* The problem
A single number is needed: how many lines of the data hold the word "from".
BEGIN Dataset content
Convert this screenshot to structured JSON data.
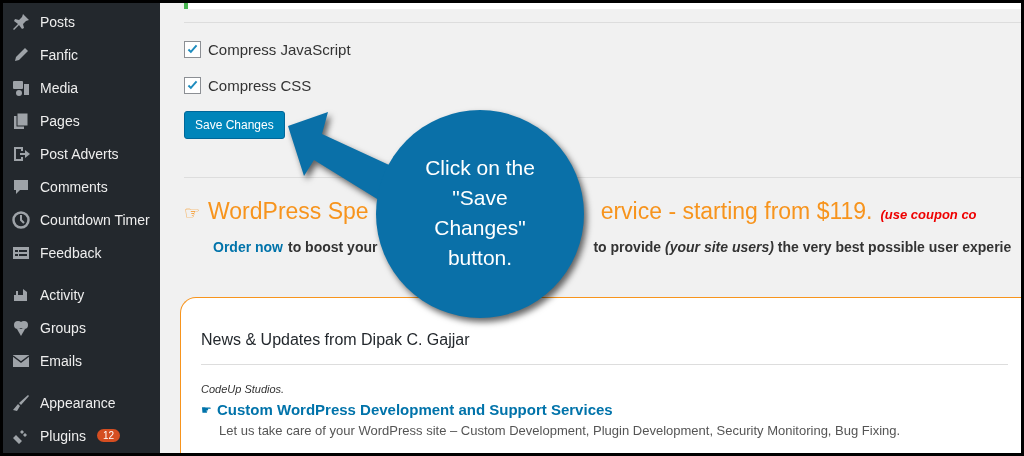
{
  "sidebar": {
    "groups": [
      {
        "items": [
          {
            "label": "Posts"
          },
          {
            "label": "Fanfic"
          },
          {
            "label": "Media"
          },
          {
            "label": "Pages"
          },
          {
            "label": "Post Adverts"
          },
          {
            "label": "Comments"
          },
          {
            "label": "Countdown Timer"
          },
          {
            "label": "Feedback"
          }
        ]
      },
      {
        "items": [
          {
            "label": "Activity"
          },
          {
            "label": "Groups"
          },
          {
            "label": "Emails"
          }
        ]
      },
      {
        "items": [
          {
            "label": "Appearance"
          },
          {
            "label": "Plugins",
            "badge": "12"
          }
        ]
      }
    ]
  },
  "options": [
    {
      "label": "Compress JavaScript",
      "checked": true
    },
    {
      "label": "Compress CSS",
      "checked": true
    }
  ],
  "save_button": "Save Changes",
  "promo": {
    "hand": "☞",
    "headline_start": "WordPress Spe",
    "headline_end": "ervice - starting from $119.",
    "coupon": "(use coupon co",
    "link": "Order now",
    "text_start": "to boost your",
    "text_end": "to provide *(your site users)* the very best possible user experie"
  },
  "callout": "Click on the \"Save Changes\" button.",
  "news": {
    "title": "News & Updates from Dipak C. Gajjar",
    "source": "CodeUp Studios.",
    "hand": "☛",
    "link": "Custom WordPress Development and Support Services",
    "excerpt": "Let us take care of your WordPress site – Custom Development, Plugin Development, Security Monitoring, Bug Fixing."
  }
}
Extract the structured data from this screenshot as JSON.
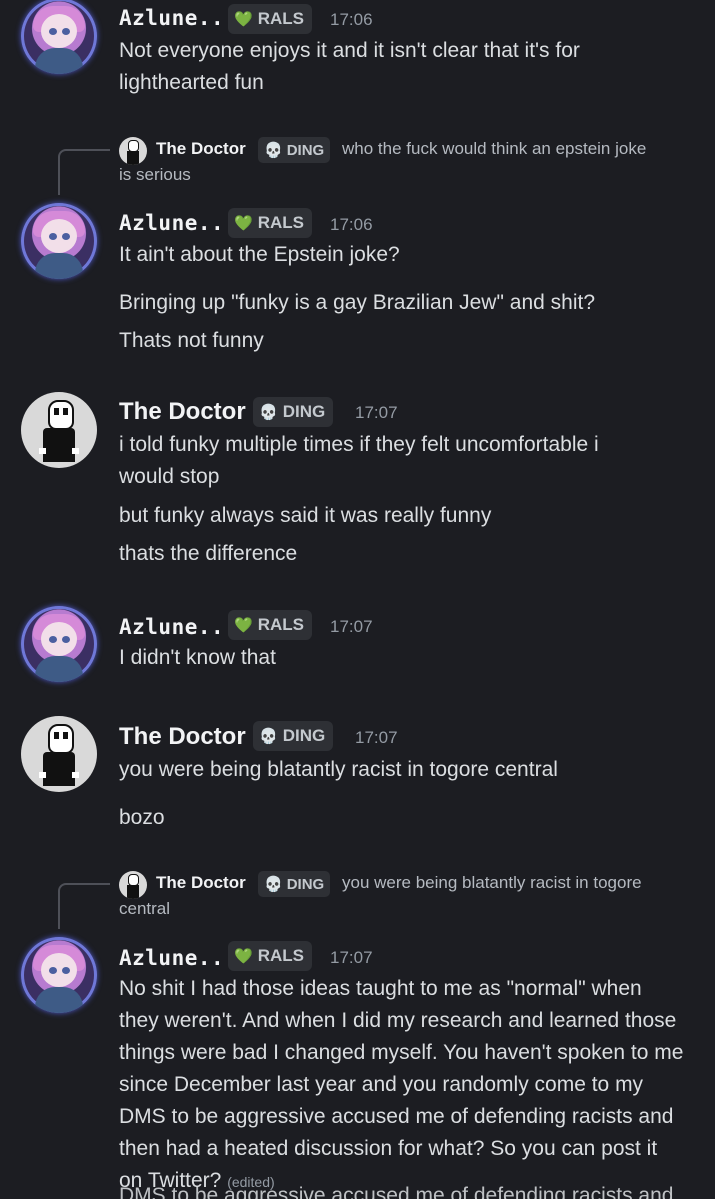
{
  "azlune": {
    "name": "Azlune...",
    "tag": "RALS",
    "tag_icon": "heart-icon"
  },
  "doctor": {
    "name": "The Doctor",
    "tag": "DING",
    "tag_icon": "skull-icon"
  },
  "messages": [
    {
      "time": "17:06",
      "lines": [
        "Not everyone enjoys it and it isn't clear that it's for",
        "lighthearted fun"
      ]
    },
    {
      "reply_text_1": "who the fuck would think an epstein joke",
      "reply_text_2": "is serious"
    },
    {
      "time": "17:06",
      "lines": [
        "It ain't about the Epstein joke?",
        "Bringing up \"funky is a gay Brazilian Jew\" and shit?",
        "Thats not funny"
      ]
    },
    {
      "time": "17:07",
      "lines": [
        "i told funky multiple times if they felt uncomfortable i",
        "would stop",
        "but funky always said it was really funny",
        "thats the difference"
      ]
    },
    {
      "time": "17:07",
      "lines": [
        "I didn't know that"
      ]
    },
    {
      "time": "17:07",
      "lines": [
        "you were being blatantly racist in togore central",
        "bozo"
      ]
    },
    {
      "reply_text_1": "you were being blatantly racist in togore",
      "reply_text_2": "central"
    },
    {
      "time": "17:07",
      "lines": [
        "No shit I had those ideas taught to me as \"normal\" when",
        "they weren't. And when I did my research and learned those",
        "things were bad I changed myself. You haven't spoken to me",
        "since December last year and you randomly come to my",
        "DMS to be aggressive accused me of defending racists and",
        "then had a heated discussion for what? So you can post it",
        "on Twitter?"
      ],
      "edited": "(edited)"
    }
  ],
  "cut_off_line": "DMS to be aggressive accused me of defending racists and"
}
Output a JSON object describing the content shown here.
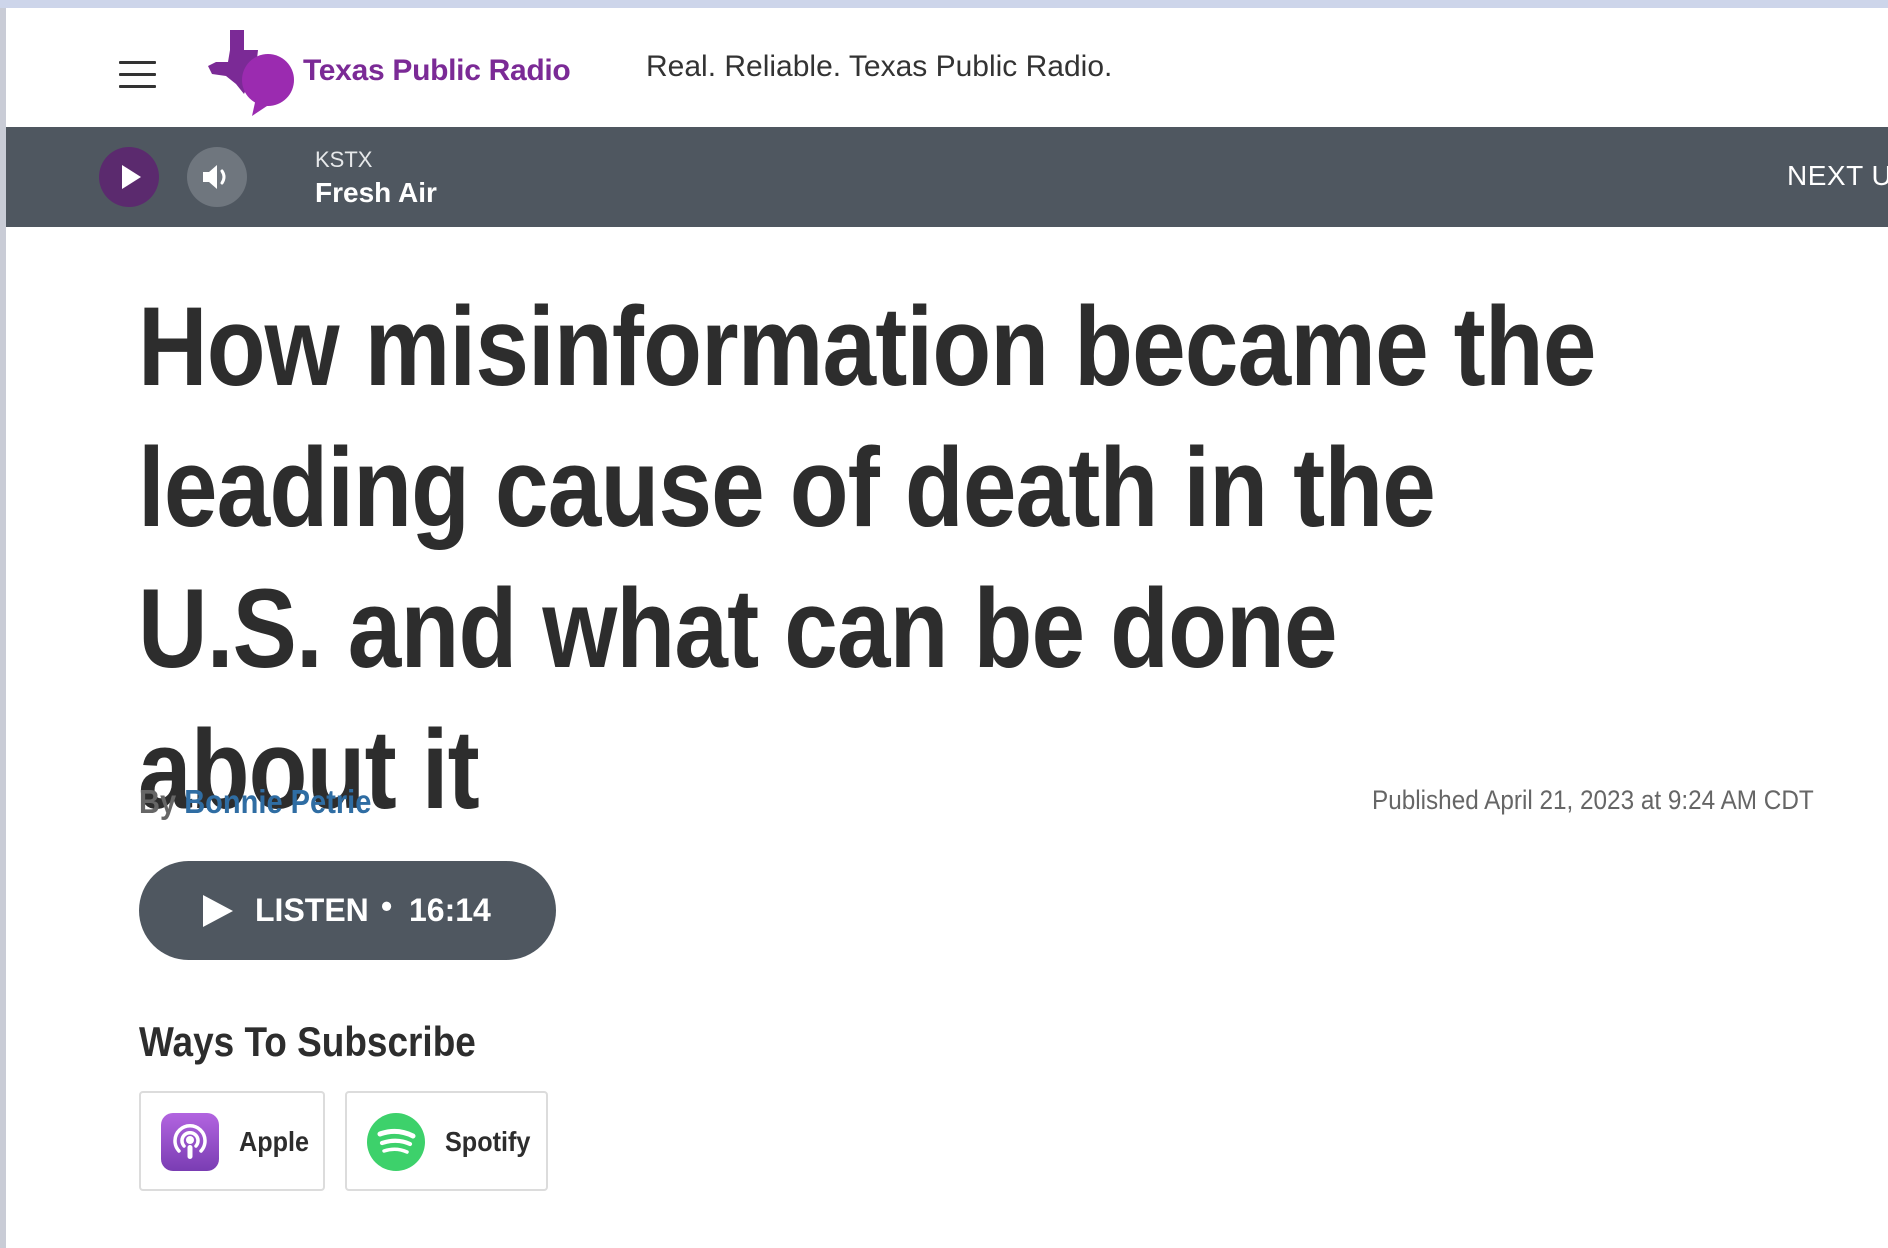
{
  "header": {
    "logo_text": "Texas Public Radio",
    "tagline": "Real. Reliable. Texas Public Radio."
  },
  "player": {
    "station": "KSTX",
    "program": "Fresh Air",
    "next_label": "NEXT U"
  },
  "article": {
    "headline": "How misinformation became the leading cause of death in the U.S. and what can be done about it",
    "by_prefix": "By ",
    "author": "Bonnie Petrie",
    "published": "Published April 21, 2023 at 9:24 AM CDT"
  },
  "listen": {
    "label": "LISTEN",
    "separator": "•",
    "duration": "16:14"
  },
  "subscribe": {
    "title": "Ways To Subscribe",
    "options": [
      {
        "label": "Apple",
        "icon": "apple-podcasts-icon",
        "color": "#8e4ec6"
      },
      {
        "label": "Spotify",
        "icon": "spotify-icon",
        "color": "#3dd16b"
      }
    ]
  },
  "colors": {
    "brand_purple": "#7b2a96",
    "player_bar": "#4f5760",
    "play_button": "#5b2a6e",
    "author_link": "#2f6da3"
  }
}
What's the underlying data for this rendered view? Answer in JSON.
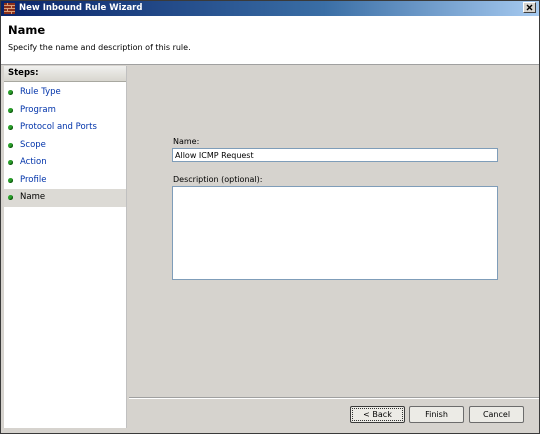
{
  "window": {
    "title": "New Inbound Rule Wizard",
    "close_glyph": "×"
  },
  "header": {
    "title": "Name",
    "description": "Specify the name and description of this rule."
  },
  "steps": {
    "heading": "Steps:",
    "items": [
      {
        "label": "Rule Type"
      },
      {
        "label": "Program"
      },
      {
        "label": "Protocol and Ports"
      },
      {
        "label": "Scope"
      },
      {
        "label": "Action"
      },
      {
        "label": "Profile"
      },
      {
        "label": "Name"
      }
    ],
    "current": "Name"
  },
  "form": {
    "name_label": "Name:",
    "name_value": "Allow ICMP Request",
    "description_label": "Description (optional):",
    "description_value": ""
  },
  "buttons": {
    "back": "< Back",
    "finish": "Finish",
    "cancel": "Cancel"
  },
  "colors": {
    "link": "#0033aa",
    "step_dot": "#2aa02a",
    "dialog_bg": "#d6d3ce"
  }
}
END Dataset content
* Written reply
3